Yale Press. A study of how and why speakers since the 1940s have exercised legislative influence in CongressLearn More
A study of the reasons why lawmakers chose to support a candidate running for Democratic majority leader in 2006; also an explanation for why Nancy Pelosi chose to support John Murthaï¿½s candidacy despite his poor chances of winning.Learn More
Washington, DC is much more than a city of politicians, cherry blossoms, and national landmarks. Washington 101 offers a comprehensive academic introduction to the richness and diversity of the nation's capital. Each of the book's ten chapters explores key features of Washington from both past and present perspectives that make it unique as a symbolic city, a political city, and as a living city. Topics covered in the book include Washington's urban design and architecture, its memorials and museums, local and national politics, the regional economy, and the neighborhoods and people of the city and surrounding suburbs. This book draws upon a variety of intellectual approaches and a wealth of academic research to explain Washington in a manner that is clear, accessible, and engaging.Learn More
In the first comprehensive study of the subject in decades, Green disputes the conventional belief that the minority party in the U.S. House of Representatives is an unimportant political player. Published by Yale University PressLearn More
Trust is a concept familiar to most. Whether we are cognizant of it or not, we experience it on a daily basis. Yet trust is quickly eroding in civic and political life. Americans’ trust in their government has reached all-time lows. The political and social consequences of this decline in trust are profound. What are the foundations of trust? What explains its apparent decline in society? Is there a way forward for rebuilding trust in our leaders and institutions? How should we study the role of trust across a diverse range of policy issues and problems?

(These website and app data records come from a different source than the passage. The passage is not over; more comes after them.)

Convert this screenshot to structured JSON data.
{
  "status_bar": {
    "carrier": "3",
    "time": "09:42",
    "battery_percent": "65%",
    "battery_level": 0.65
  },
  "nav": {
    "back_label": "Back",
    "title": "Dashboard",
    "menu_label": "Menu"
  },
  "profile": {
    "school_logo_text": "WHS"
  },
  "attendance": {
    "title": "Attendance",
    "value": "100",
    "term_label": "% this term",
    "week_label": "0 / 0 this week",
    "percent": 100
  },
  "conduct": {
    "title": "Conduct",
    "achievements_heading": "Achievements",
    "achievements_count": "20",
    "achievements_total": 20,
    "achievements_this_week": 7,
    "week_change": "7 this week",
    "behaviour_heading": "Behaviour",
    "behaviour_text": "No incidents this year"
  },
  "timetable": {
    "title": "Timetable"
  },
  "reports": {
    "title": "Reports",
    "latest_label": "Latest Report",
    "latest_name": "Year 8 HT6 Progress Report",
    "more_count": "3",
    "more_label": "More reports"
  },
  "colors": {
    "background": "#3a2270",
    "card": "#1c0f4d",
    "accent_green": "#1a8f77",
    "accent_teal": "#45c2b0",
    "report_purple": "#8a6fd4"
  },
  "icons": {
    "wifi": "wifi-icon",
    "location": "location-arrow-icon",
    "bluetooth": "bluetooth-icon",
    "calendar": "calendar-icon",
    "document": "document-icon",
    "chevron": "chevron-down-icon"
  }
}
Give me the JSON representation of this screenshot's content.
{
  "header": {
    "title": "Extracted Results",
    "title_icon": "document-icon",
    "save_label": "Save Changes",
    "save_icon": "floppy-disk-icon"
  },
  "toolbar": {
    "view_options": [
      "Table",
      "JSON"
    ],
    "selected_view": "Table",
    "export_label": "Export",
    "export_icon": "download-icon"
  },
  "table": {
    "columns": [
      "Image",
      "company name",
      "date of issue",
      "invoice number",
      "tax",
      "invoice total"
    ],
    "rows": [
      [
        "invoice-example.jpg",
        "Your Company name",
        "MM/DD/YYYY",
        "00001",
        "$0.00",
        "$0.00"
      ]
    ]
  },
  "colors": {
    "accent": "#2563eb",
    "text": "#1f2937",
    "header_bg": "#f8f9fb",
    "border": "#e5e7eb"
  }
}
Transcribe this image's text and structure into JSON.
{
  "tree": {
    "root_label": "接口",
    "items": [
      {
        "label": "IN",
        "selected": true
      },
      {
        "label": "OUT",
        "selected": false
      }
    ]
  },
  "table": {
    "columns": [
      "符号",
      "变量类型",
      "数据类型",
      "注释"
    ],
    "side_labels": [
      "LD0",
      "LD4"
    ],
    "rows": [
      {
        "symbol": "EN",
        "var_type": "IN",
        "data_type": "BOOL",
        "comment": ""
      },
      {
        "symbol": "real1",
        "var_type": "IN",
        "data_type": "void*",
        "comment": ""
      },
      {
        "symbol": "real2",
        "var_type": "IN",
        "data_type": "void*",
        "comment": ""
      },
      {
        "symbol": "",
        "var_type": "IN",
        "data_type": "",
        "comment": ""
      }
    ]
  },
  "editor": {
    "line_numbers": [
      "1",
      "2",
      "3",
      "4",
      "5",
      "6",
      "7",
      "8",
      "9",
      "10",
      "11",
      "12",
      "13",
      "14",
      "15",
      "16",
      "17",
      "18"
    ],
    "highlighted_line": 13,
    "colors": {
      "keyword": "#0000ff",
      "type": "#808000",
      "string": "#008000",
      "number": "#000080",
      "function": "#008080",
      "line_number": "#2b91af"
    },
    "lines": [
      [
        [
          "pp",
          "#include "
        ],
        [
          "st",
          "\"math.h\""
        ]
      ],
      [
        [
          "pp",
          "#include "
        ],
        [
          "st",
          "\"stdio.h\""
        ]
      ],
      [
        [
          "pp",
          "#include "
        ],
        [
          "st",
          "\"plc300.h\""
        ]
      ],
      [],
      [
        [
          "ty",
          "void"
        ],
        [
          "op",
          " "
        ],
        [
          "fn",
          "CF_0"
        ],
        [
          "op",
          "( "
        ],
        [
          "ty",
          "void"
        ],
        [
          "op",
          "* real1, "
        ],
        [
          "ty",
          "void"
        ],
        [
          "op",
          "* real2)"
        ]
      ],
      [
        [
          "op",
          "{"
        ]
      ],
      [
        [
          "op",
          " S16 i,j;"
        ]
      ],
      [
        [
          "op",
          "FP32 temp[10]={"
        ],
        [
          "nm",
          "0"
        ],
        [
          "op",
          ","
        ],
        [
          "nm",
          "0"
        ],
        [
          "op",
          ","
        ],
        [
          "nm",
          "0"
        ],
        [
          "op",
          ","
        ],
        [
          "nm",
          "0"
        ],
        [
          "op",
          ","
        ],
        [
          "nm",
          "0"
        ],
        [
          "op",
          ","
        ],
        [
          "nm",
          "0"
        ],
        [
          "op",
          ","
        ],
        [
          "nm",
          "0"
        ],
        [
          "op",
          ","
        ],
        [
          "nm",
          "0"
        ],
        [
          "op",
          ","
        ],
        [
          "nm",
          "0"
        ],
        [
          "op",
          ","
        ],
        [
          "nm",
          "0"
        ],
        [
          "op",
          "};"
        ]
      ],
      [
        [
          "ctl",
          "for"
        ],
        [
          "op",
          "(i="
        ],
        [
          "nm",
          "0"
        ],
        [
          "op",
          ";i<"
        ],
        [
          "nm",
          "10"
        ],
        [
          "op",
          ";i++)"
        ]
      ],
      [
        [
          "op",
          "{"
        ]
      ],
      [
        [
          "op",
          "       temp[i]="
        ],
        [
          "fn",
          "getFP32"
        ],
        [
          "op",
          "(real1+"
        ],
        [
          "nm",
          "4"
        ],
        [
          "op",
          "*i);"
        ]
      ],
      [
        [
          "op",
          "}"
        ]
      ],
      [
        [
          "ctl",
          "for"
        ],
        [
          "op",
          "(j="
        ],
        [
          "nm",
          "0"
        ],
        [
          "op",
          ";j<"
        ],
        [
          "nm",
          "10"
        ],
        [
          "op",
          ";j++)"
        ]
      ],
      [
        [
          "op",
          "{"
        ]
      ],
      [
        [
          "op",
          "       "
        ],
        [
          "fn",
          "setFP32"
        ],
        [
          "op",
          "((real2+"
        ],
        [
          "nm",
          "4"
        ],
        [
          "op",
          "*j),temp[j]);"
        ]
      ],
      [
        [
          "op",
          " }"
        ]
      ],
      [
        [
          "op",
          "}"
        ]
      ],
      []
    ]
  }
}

Given its complexity, trust as an object of study cannot be claimed by any single discipline. Rather than vouch for an overarching theory of trust, Living in an Age of Mistrust synthesizes existing perspectives across multiple disciplines to offer a truly comprehensive examination of this concept and a topic of research. Using an analytical framework that encompasses rational and cultural (or sociological) dimensions of trust, the contributions found therein provide a wide range of policy issues both domestic and international to explore the apparent decline in trust, its impact on social and political life, and efforts to rebuild trust.Learn More
The first comprehensive study in more than forty years to explain congressional leadership selection
How are congressional party leaders chosen? In the first comprehensive study since Robert Peabody’s classic Leadership in Congress, political scientists Matthew Green and Douglas Harris draw on newly collected data about U.S. House members who have sought leadership positions from the 1960s to the present—data including whip tallies, public and private vote commitments, interviews, and media accounts—to provide new insights into how the selection process truly works.
Elections for congressional party leaders are conventionally seen as a function of either legislators’ ideological preferences or factors too idiosyncratic to permit systematic analysis. Analyzing six decades’ worth of information, Harris and Green find evidence for a new comprehensive model of vote choice in House leadership elections that incorporates both legislators’ goals and their connections with leadership candidates. This study will stand for years to come as the definitive treatment of a crucial aspect of American politics.
Assertive bargaining occurs from time to time in the US Congress. It became an important feature of legislative negotiations within the House Republican Party when, following the 2014 elections, a group of organized conservatives called the House Freedom Caucus regularly issued threats against its own party's leadership. Such behavior by an ideologically extreme bloc of lawmakers is not accounted for by existing theories of legislative politics. This Element posits explanations for why such threat-making might occur and what might increase its likelihood of success, then tests those explanations using the Freedom Caucus as a case study.Learn More